What the task requires ->
Write out all of the records precisely. Skip anything that is a picture.

Data for analysis ->
☆ ☆ ☆ ☆ ☆

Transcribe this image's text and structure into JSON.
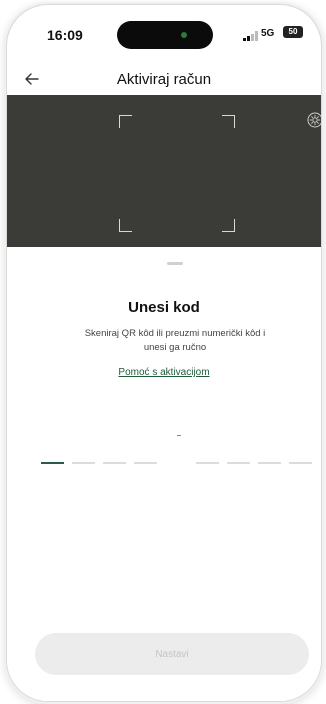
{
  "status_bar": {
    "time": "16:09",
    "network": "5G",
    "battery": "50",
    "icons": [
      "signal-icon",
      "battery-icon"
    ]
  },
  "nav": {
    "title": "Aktiviraj račun",
    "back_icon": "arrow-left-icon"
  },
  "camera": {
    "flash_icon": "sun-icon"
  },
  "sheet": {
    "title": "Unesi kod",
    "description": "Skeniraj QR kôd ili preuzmi numerički kôd i unesi ga ručno",
    "help_link": "Pomoć s aktivacijom",
    "code_length": 8,
    "continue_label": "Nastavi"
  },
  "colors": {
    "accent": "#2a5d45",
    "camera_bg": "#3b3b37",
    "disabled_bg": "#ececec",
    "disabled_text": "#c4c4c4"
  }
}
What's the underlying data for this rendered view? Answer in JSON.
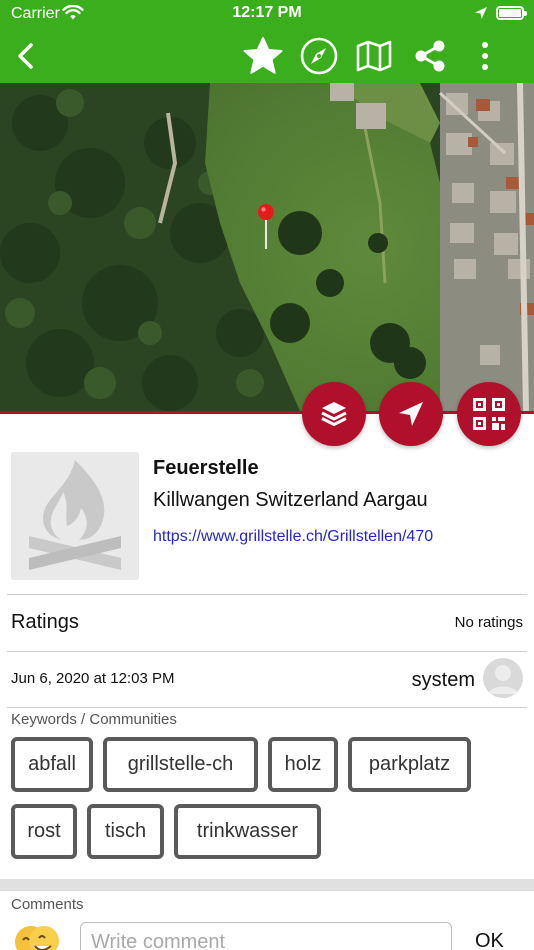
{
  "status_bar": {
    "carrier": "Carrier",
    "time": "12:17 PM",
    "battery_level": 1.0
  },
  "nav": {
    "back_icon": "chevron-left-icon",
    "actions": [
      "star-icon",
      "compass-icon",
      "map-icon",
      "share-icon",
      "more-vertical-icon"
    ]
  },
  "colors": {
    "nav_green": "#3aae1c",
    "accent_red": "#b0102b",
    "link_blue": "#2626c7"
  },
  "map": {
    "pin_icon": "map-pin-icon",
    "fabs": [
      "layers-icon",
      "navigate-icon",
      "qr-code-icon"
    ]
  },
  "place": {
    "title": "Feuerstelle",
    "location": "Killwangen Switzerland Aargau",
    "url": "https://www.grillstelle.ch/Grillstellen/470",
    "thumbnail_icon": "campfire-icon"
  },
  "ratings": {
    "label": "Ratings",
    "value": "No ratings"
  },
  "meta": {
    "date": "Jun 6, 2020 at 12:03 PM",
    "author": "system"
  },
  "keywords": {
    "label": "Keywords / Communities",
    "tags": [
      "abfall",
      "grillstelle-ch",
      "holz",
      "parkplatz",
      "rost",
      "tisch",
      "trinkwasser"
    ]
  },
  "comments": {
    "label": "Comments",
    "placeholder": "Write comment",
    "ok_label": "OK"
  }
}
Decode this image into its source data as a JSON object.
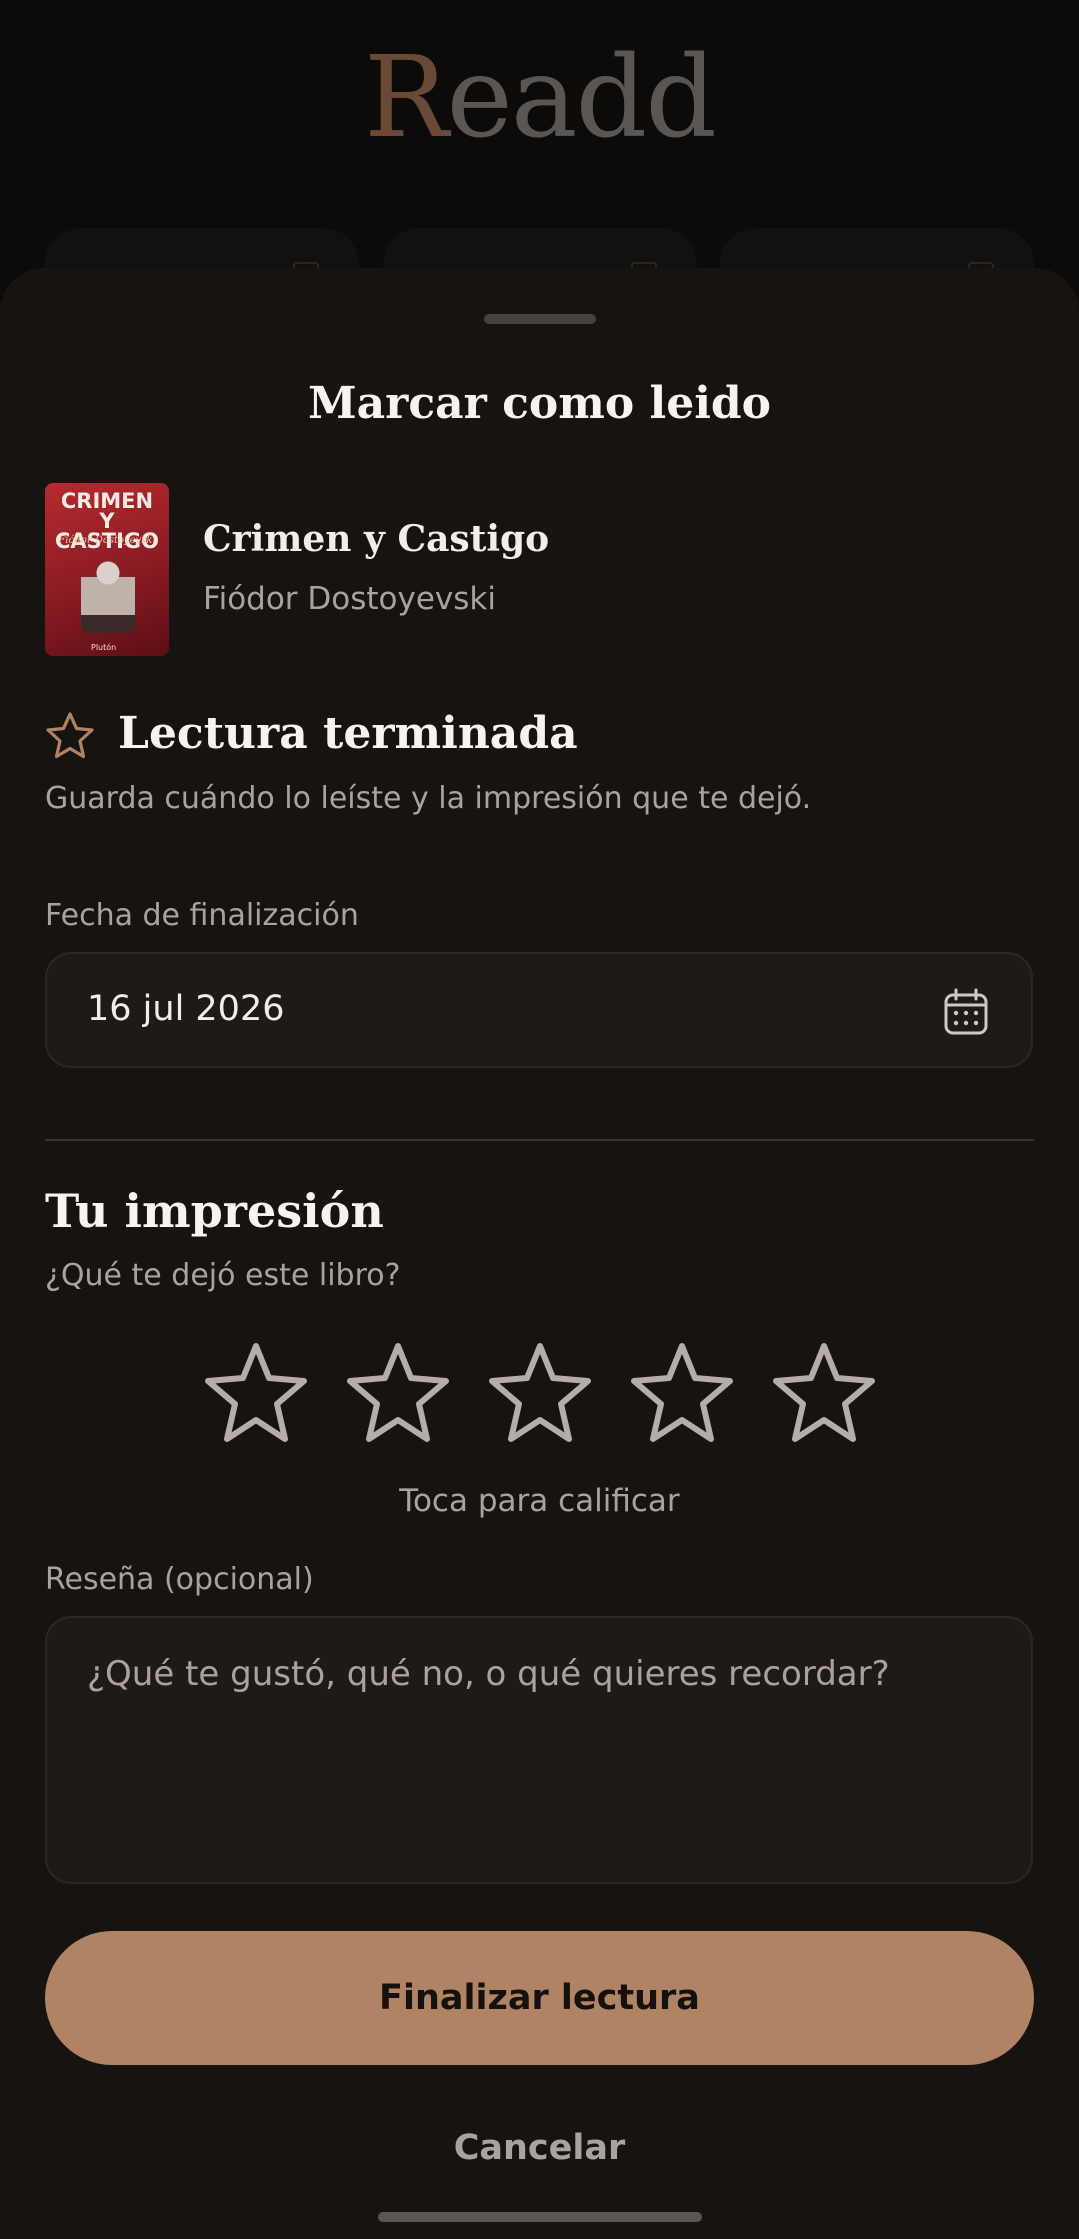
{
  "app": {
    "logo_first": "R",
    "logo_rest": "eadd"
  },
  "sheet": {
    "title": "Marcar como leido",
    "book": {
      "title": "Crimen y Castigo",
      "author": "Fiódor Dostoyevski",
      "cover": {
        "title": "CRIMEN Y CASTIGO",
        "author": "Fiódor Dostoyevski",
        "publisher": "Plutón"
      }
    },
    "finished": {
      "title": "Lectura terminada",
      "description": "Guarda cuándo lo leíste y la impresión que te dejó."
    },
    "date_field": {
      "label": "Fecha de finalización",
      "value": "16 jul 2026"
    },
    "impression": {
      "title": "Tu impresión",
      "subtitle": "¿Qué te dejó este libro?",
      "rating": 0,
      "max_rating": 5,
      "hint": "Toca para calificar"
    },
    "review": {
      "label": "Reseña (opcional)",
      "placeholder": "¿Qué te gustó, qué no, o qué quieres recordar?",
      "value": ""
    },
    "primary_button": "Finalizar lectura",
    "cancel_button": "Cancelar"
  },
  "colors": {
    "background": "#161311",
    "accent": "#b08364",
    "text_primary": "#f2ede8",
    "text_secondary": "#aaa39d",
    "field_bg": "#1f1a17",
    "star_outline": "#b5aea8"
  },
  "icons": [
    "star-outline-icon",
    "calendar-icon"
  ]
}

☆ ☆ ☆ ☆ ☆

Completed task ->
Transcribe this image's text and structure into JSON.
{
  "status_bar": {
    "time": "16:09",
    "network": "5G",
    "battery": "50",
    "icons": [
      "signal-icon",
      "battery-icon"
    ]
  },
  "nav": {
    "title": "Aktiviraj račun",
    "back_icon": "arrow-left-icon"
  },
  "camera": {
    "flash_icon": "sun-icon"
  },
  "sheet": {
    "title": "Unesi kod",
    "description": "Skeniraj QR kôd ili preuzmi numerički kôd i unesi ga ručno",
    "help_link": "Pomoć s aktivacijom",
    "code_length": 8,
    "continue_label": "Nastavi"
  },
  "colors": {
    "accent": "#2a5d45",
    "camera_bg": "#3b3b37",
    "disabled_bg": "#ececec",
    "disabled_text": "#c4c4c4"
  }
}
What's the underlying data for this rendered view? Answer in JSON.
{
  "status_bar": {
    "carrier": "Carrier",
    "time": "12:17 PM",
    "battery_level": 1.0
  },
  "nav": {
    "back_icon": "chevron-left-icon",
    "actions": [
      "star-icon",
      "compass-icon",
      "map-icon",
      "share-icon",
      "more-vertical-icon"
    ]
  },
  "colors": {
    "nav_green": "#3aae1c",
    "accent_red": "#b0102b",
    "link_blue": "#2626c7"
  },
  "map": {
    "pin_icon": "map-pin-icon",
    "fabs": [
      "layers-icon",
      "navigate-icon",
      "qr-code-icon"
    ]
  },
  "place": {
    "title": "Feuerstelle",
    "location": "Killwangen Switzerland Aargau",
    "url": "https://www.grillstelle.ch/Grillstellen/470",
    "thumbnail_icon": "campfire-icon"
  },
  "ratings": {
    "label": "Ratings",
    "value": "No ratings"
  },
  "meta": {
    "date": "Jun 6, 2020 at 12:03 PM",
    "author": "system"
  },
  "keywords": {
    "label": "Keywords / Communities",
    "tags": [
      "abfall",
      "grillstelle-ch",
      "holz",
      "parkplatz",
      "rost",
      "tisch",
      "trinkwasser"
    ]
  },
  "comments": {
    "label": "Comments",
    "placeholder": "Write comment",
    "ok_label": "OK"
  }
}
Decode this image into its source data as a JSON object.
{
  "app": {
    "logo_first": "R",
    "logo_rest": "eadd"
  },
  "sheet": {
    "title": "Marcar como leido",
    "book": {
      "title": "Crimen y Castigo",
      "author": "Fiódor Dostoyevski",
      "cover": {
        "title": "CRIMEN Y CASTIGO",
        "author": "Fiódor Dostoyevski",
        "publisher": "Plutón"
      }
    },
    "finished": {
      "title": "Lectura terminada",
      "description": "Guarda cuándo lo leíste y la impresión que te dejó."
    },
    "date_field": {
      "label": "Fecha de finalización",
      "value": "16 jul 2026"
    },
    "impression": {
      "title": "Tu impresión",
      "subtitle": "¿Qué te dejó este libro?",
      "rating": 0,
      "max_rating": 5,
      "hint": "Toca para calificar"
    },
    "review": {
      "label": "Reseña (opcional)",
      "placeholder": "¿Qué te gustó, qué no, o qué quieres recordar?",
      "value": ""
    },
    "primary_button": "Finalizar lectura",
    "cancel_button": "Cancelar"
  },
  "colors": {
    "background": "#161311",
    "accent": "#b08364",
    "text_primary": "#f2ede8",
    "text_secondary": "#aaa39d",
    "field_bg": "#1f1a17",
    "star_outline": "#b5aea8"
  },
  "icons": [
    "star-outline-icon",
    "calendar-icon"
  ]
}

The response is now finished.